“I want to leave my church, but I feel as though I’ve committed to them for life,” my friend K. said to me recently.
She went on to explain that her congregational leaders taught that membership was a covenant between the member and the church. There was no exit clause unless a person moved out of the area. “That isn’t to say that people don’t leave the church anyway. But when they do, everyone acts as though there’s been a bad divorce in the family.”
When a church invokes words like covenant in order to define the relationship of members to itself, leavers find themselves schlepping some brand-new baggage with them to their next destination.

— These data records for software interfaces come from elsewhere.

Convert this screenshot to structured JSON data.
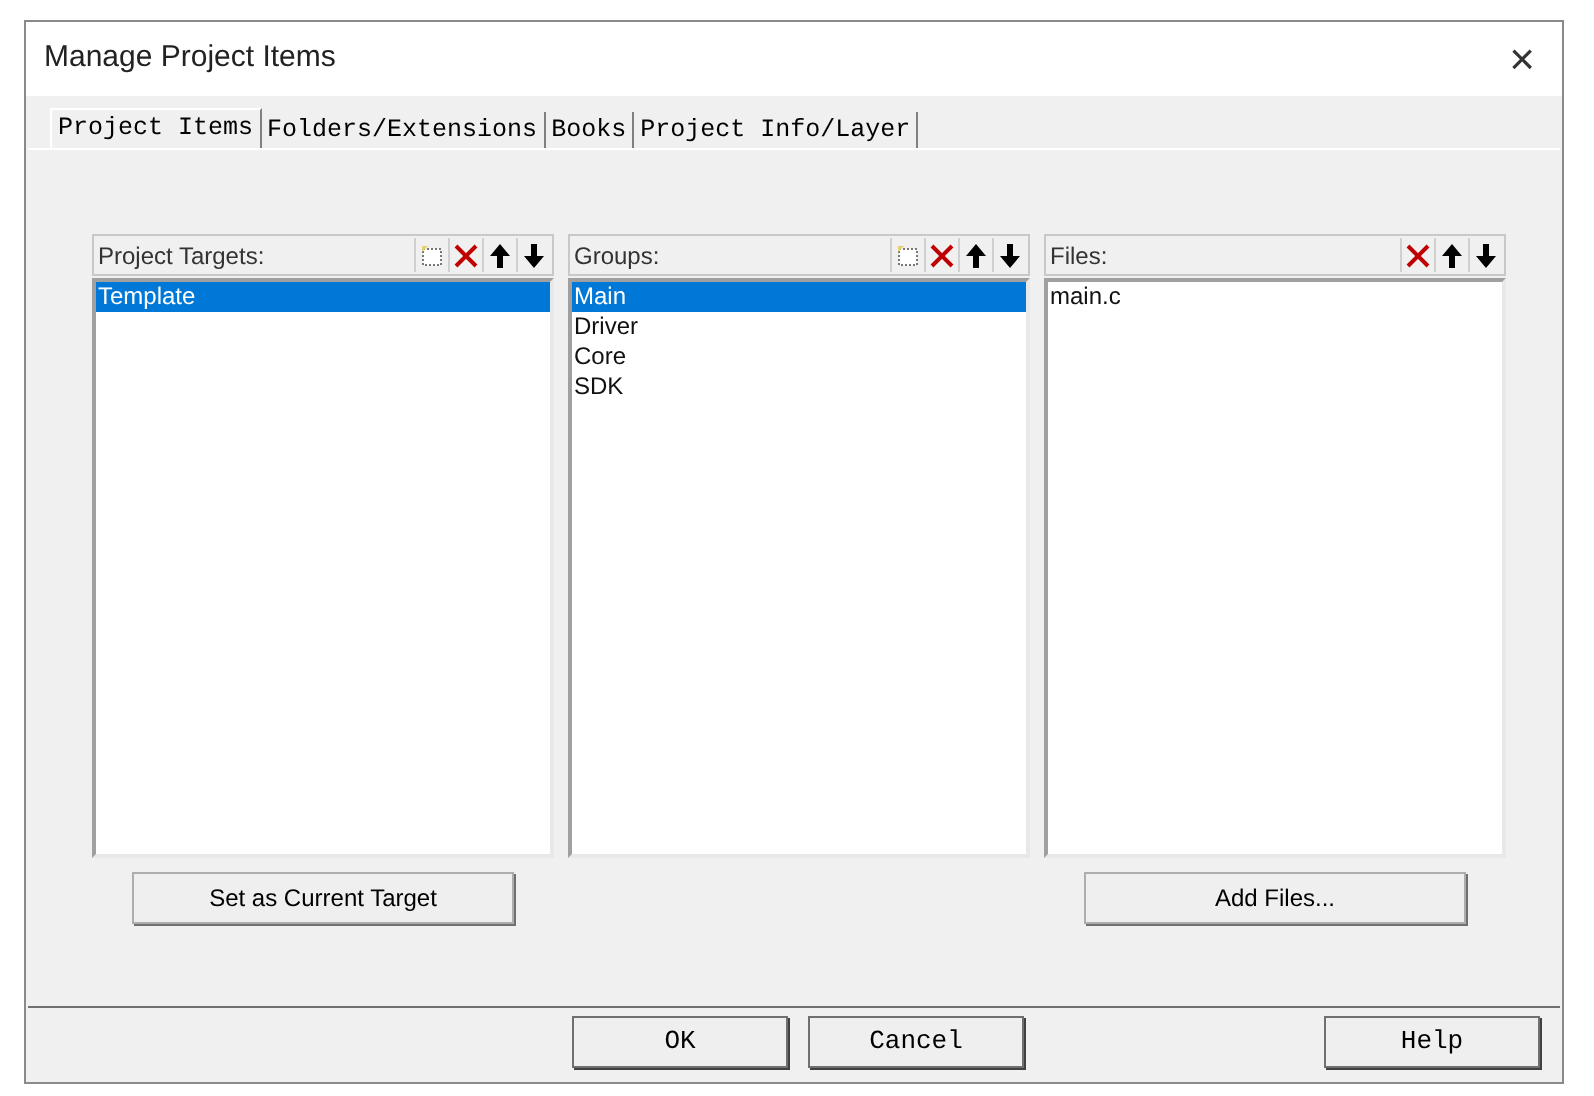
{
  "window": {
    "title": "Manage Project Items",
    "close": "×"
  },
  "tabs": [
    {
      "label": "Project Items",
      "selected": true
    },
    {
      "label": "Folders/Extensions",
      "selected": false
    },
    {
      "label": "Books",
      "selected": false
    },
    {
      "label": "Project Info/Layer",
      "selected": false
    }
  ],
  "panels": [
    {
      "title": "Project Targets:",
      "tools": [
        {
          "kind": "new"
        },
        {
          "kind": "delete"
        },
        {
          "kind": "up"
        },
        {
          "kind": "down"
        }
      ],
      "items": [
        {
          "label": "Template",
          "selected": true
        }
      ],
      "button": "Set as Current Target"
    },
    {
      "title": "Groups:",
      "tools": [
        {
          "kind": "new"
        },
        {
          "kind": "delete"
        },
        {
          "kind": "up"
        },
        {
          "kind": "down"
        }
      ],
      "items": [
        {
          "label": "Main",
          "selected": true
        },
        {
          "label": "Driver",
          "selected": false
        },
        {
          "label": "Core",
          "selected": false
        },
        {
          "label": "SDK",
          "selected": false
        }
      ]
    },
    {
      "title": "Files:",
      "tools": [
        {
          "kind": "delete"
        },
        {
          "kind": "up"
        },
        {
          "kind": "down"
        }
      ],
      "items": [
        {
          "label": "main.c",
          "selected": false
        }
      ],
      "button": "Add Files..."
    }
  ],
  "buttons": [
    {
      "label": "OK"
    },
    {
      "label": "Cancel"
    },
    {
      "label": "Help"
    }
  ]
}
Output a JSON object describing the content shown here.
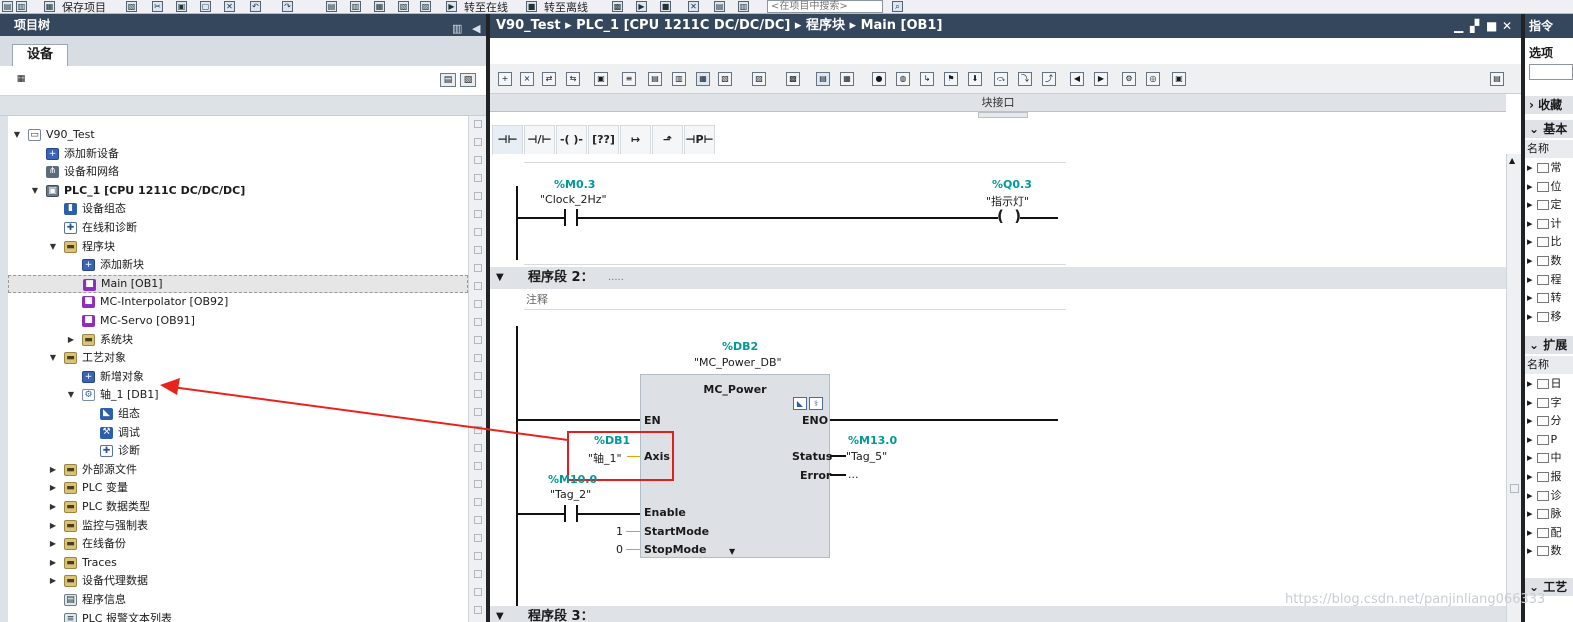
{
  "toolbar": {
    "save_project": "保存项目",
    "go_online": "转至在线",
    "go_offline": "转至离线",
    "search_placeholder": "<在项目中搜索>"
  },
  "left_panel": {
    "title": "项目树",
    "tab": "设备",
    "tree": [
      {
        "label": "V90_Test",
        "depth": 0,
        "arrow": "▼",
        "icon": "doc-icon"
      },
      {
        "label": "添加新设备",
        "depth": 1,
        "arrow": "",
        "icon": "add-device-icon"
      },
      {
        "label": "设备和网络",
        "depth": 1,
        "arrow": "",
        "icon": "network-icon"
      },
      {
        "label": "PLC_1 [CPU 1211C DC/DC/DC]",
        "depth": 1,
        "arrow": "▼",
        "icon": "plc-icon",
        "bold": true
      },
      {
        "label": "设备组态",
        "depth": 2,
        "arrow": "",
        "icon": "device-config-icon"
      },
      {
        "label": "在线和诊断",
        "depth": 2,
        "arrow": "",
        "icon": "diagnostics-icon"
      },
      {
        "label": "程序块",
        "depth": 2,
        "arrow": "▼",
        "icon": "folder-icon"
      },
      {
        "label": "添加新块",
        "depth": 3,
        "arrow": "",
        "icon": "add-block-icon"
      },
      {
        "label": "Main [OB1]",
        "depth": 3,
        "arrow": "",
        "icon": "ob-icon",
        "selected": true
      },
      {
        "label": "MC-Interpolator [OB92]",
        "depth": 3,
        "arrow": "",
        "icon": "ob-icon"
      },
      {
        "label": "MC-Servo [OB91]",
        "depth": 3,
        "arrow": "",
        "icon": "ob-icon"
      },
      {
        "label": "系统块",
        "depth": 3,
        "arrow": "▶",
        "icon": "folder-icon"
      },
      {
        "label": "工艺对象",
        "depth": 2,
        "arrow": "▼",
        "icon": "folder-icon"
      },
      {
        "label": "新增对象",
        "depth": 3,
        "arrow": "",
        "icon": "add-object-icon"
      },
      {
        "label": "轴_1 [DB1]",
        "depth": 3,
        "arrow": "▼",
        "icon": "axis-icon"
      },
      {
        "label": "组态",
        "depth": 4,
        "arrow": "",
        "icon": "config-icon"
      },
      {
        "label": "调试",
        "depth": 4,
        "arrow": "",
        "icon": "commissioning-icon"
      },
      {
        "label": "诊断",
        "depth": 4,
        "arrow": "",
        "icon": "diagnostics-icon"
      },
      {
        "label": "外部源文件",
        "depth": 2,
        "arrow": "▶",
        "icon": "folder-icon"
      },
      {
        "label": "PLC 变量",
        "depth": 2,
        "arrow": "▶",
        "icon": "folder-icon"
      },
      {
        "label": "PLC 数据类型",
        "depth": 2,
        "arrow": "▶",
        "icon": "folder-icon"
      },
      {
        "label": "监控与强制表",
        "depth": 2,
        "arrow": "▶",
        "icon": "folder-icon"
      },
      {
        "label": "在线备份",
        "depth": 2,
        "arrow": "▶",
        "icon": "folder-icon"
      },
      {
        "label": "Traces",
        "depth": 2,
        "arrow": "▶",
        "icon": "folder-icon"
      },
      {
        "label": "设备代理数据",
        "depth": 2,
        "arrow": "▶",
        "icon": "folder-icon"
      },
      {
        "label": "程序信息",
        "depth": 2,
        "arrow": "",
        "icon": "program-info-icon"
      },
      {
        "label": "PLC 报警文本列表",
        "depth": 2,
        "arrow": "",
        "icon": "alarm-text-icon"
      }
    ]
  },
  "main": {
    "breadcrumb": [
      "V90_Test",
      "PLC_1 [CPU 1211C DC/DC/DC]",
      "程序块",
      "Main [OB1]"
    ],
    "block_interface": "块接口",
    "network1": {
      "contact_addr": "%M0.3",
      "contact_tag": "\"Clock_2Hz\"",
      "coil_addr": "%Q0.3",
      "coil_tag": "\"指示灯\""
    },
    "network2": {
      "title": "程序段 2：",
      "dots": ".....",
      "comment": "注释",
      "db_addr": "%DB2",
      "db_name": "\"MC_Power_DB\"",
      "block_name": "MC_Power",
      "en": "EN",
      "eno": "ENO",
      "axis_addr": "%DB1",
      "axis_tag": "\"轴_1\"",
      "axis_pin": "Axis",
      "status_pin": "Status",
      "status_addr": "%M13.0",
      "status_tag": "\"Tag_5\"",
      "error_pin": "Error",
      "error_val": "...",
      "enable_addr": "%M10.0",
      "enable_tag": "\"Tag_2\"",
      "enable_pin": "Enable",
      "startmode_pin": "StartMode",
      "startmode_val": "1",
      "stopmode_pin": "StopMode",
      "stopmode_val": "0"
    },
    "network3_title": "程序段 3："
  },
  "right_panel": {
    "title": "指令",
    "options": "选项",
    "favorites": "收藏",
    "basic": "基本",
    "name_col": "名称",
    "basic_items": [
      "常",
      "位",
      "定",
      "计",
      "比",
      "数",
      "程",
      "转",
      "移"
    ],
    "extended": "扩展",
    "extended_items": [
      "日",
      "字",
      "分",
      "P",
      "中",
      "报",
      "诊",
      "脉",
      "配",
      "数"
    ],
    "tech": "工艺"
  },
  "watermark": "https://blog.csdn.net/panjinliang066333"
}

Before you whip out a harmonica and start singing The Church Shoppers Blues about the lack of commitment of these leavers, I point to a survey describing the career trajectory of pastors. Admittedly, its a few years old now, but the numbers in the survey should give you a sense that pastors don’t always stay in one place until death do them part. Leaders leave their churches, sometimes in response to God’s calling, health or family issues – and sometimes, fleeing for their lives from a runaway case of ugly church politics.
But no matter how many leaders become leavers, there are always many more of us congregants on the move. I recognize that a formal process by which believers have been brought into the family of the church has existed from nearly the very beginning. Since the movement of leavers also known as The Reformation caught on five hundred or so years ago, exiting one’s mother church is usually never pretty. For the sake of the entire body of Christ, I believe this needs to change.
My husband and I have been official members of two different congregations. The first used covenant-type language for membership language. In exchange for our affirmation of the church’s doctrinal positions, our agreement to tithe, our commitment to participate fully in the life of the church (be a regular attender of a small group, pray for – and in fine print, “Don’t question” – the leadership team, serve), we were considered members. I am not sure if I have a block, but I honestly can’t remember what the leaders promised to do for us, if anything. But we loved the church, so we signed, so to speak, on their dotted line. Seven years later, we left the church after being on the blunt end of a regular pattern of spiritual abuse. Though we later learned the leadership’s pattern of abuse served as a very distracting smokescreen camouflaging the pastor’s adultery and porn addiction, all I knew at the time we departed was that we’d just been through a bad, sad breakup. It took a very long time to work through the loss. I believe that the added layer of the vow we’d broken in order to leave the church added another facet of failure to the whole mess, a failure that lingered spiritually in our lives like a swarm of flies around a trash can in the mid-August. Then there was the cursing of us done by the leaders, in the form of gossip. Though the gossip was a mark of their dysfunction, it smeared our bad baggage with excrement, thus attracting more flies.
Nearly a decade later, we took the plunge into membership again. We did so after our earlier experience only because membership was a one-year commitment, renewable annually**, and Bill and I were moving into leadership roles. There was a little more grace in this arrangement, as well as an opportunity to reevaluate our level of involvement. There were some congregants attending this church who, for various reasons, had once been members and had chosen to downshift to non-member status. Non-members couldn’t vote, and they were prohibited from serving in a leadership role, but otherwise, non-members could freely participate in the life of the church. Our relationship with this congregation ended when we relocated.
In my conversation with K., it occurred to me that most churches don’t know what to do with leavers. I’m not talking about the leavers who nail a list of grievances to the front door or the ones who fade away. I’m talking about the ones who may have a sense of calling to a new congregation, or disagree with the teaching or direction of the church and believe it would be best to move on rather than stay and be labeled a Problem.
What would it look like for church leaders to offer prayer or even (*gasp*) a blessing for those who let their church leadership know they’re leaving? I understand these situations can be awkward and weighted with the sense of failure or rejection, perhaps on the part of both parties, but I believe that this act of submission to the Head may be a life-giving act that brings health and healing to a local church as well as the entire body of Christ.
What has your experience been when you’ve left a church after being a member? Have you been cursed or blessed? Church leaders, I know a few of you read this blog – how do you handle leavers?
**My husband and I are not members of the church we’ve attended for nearly 3 years, and have no plans to change that status.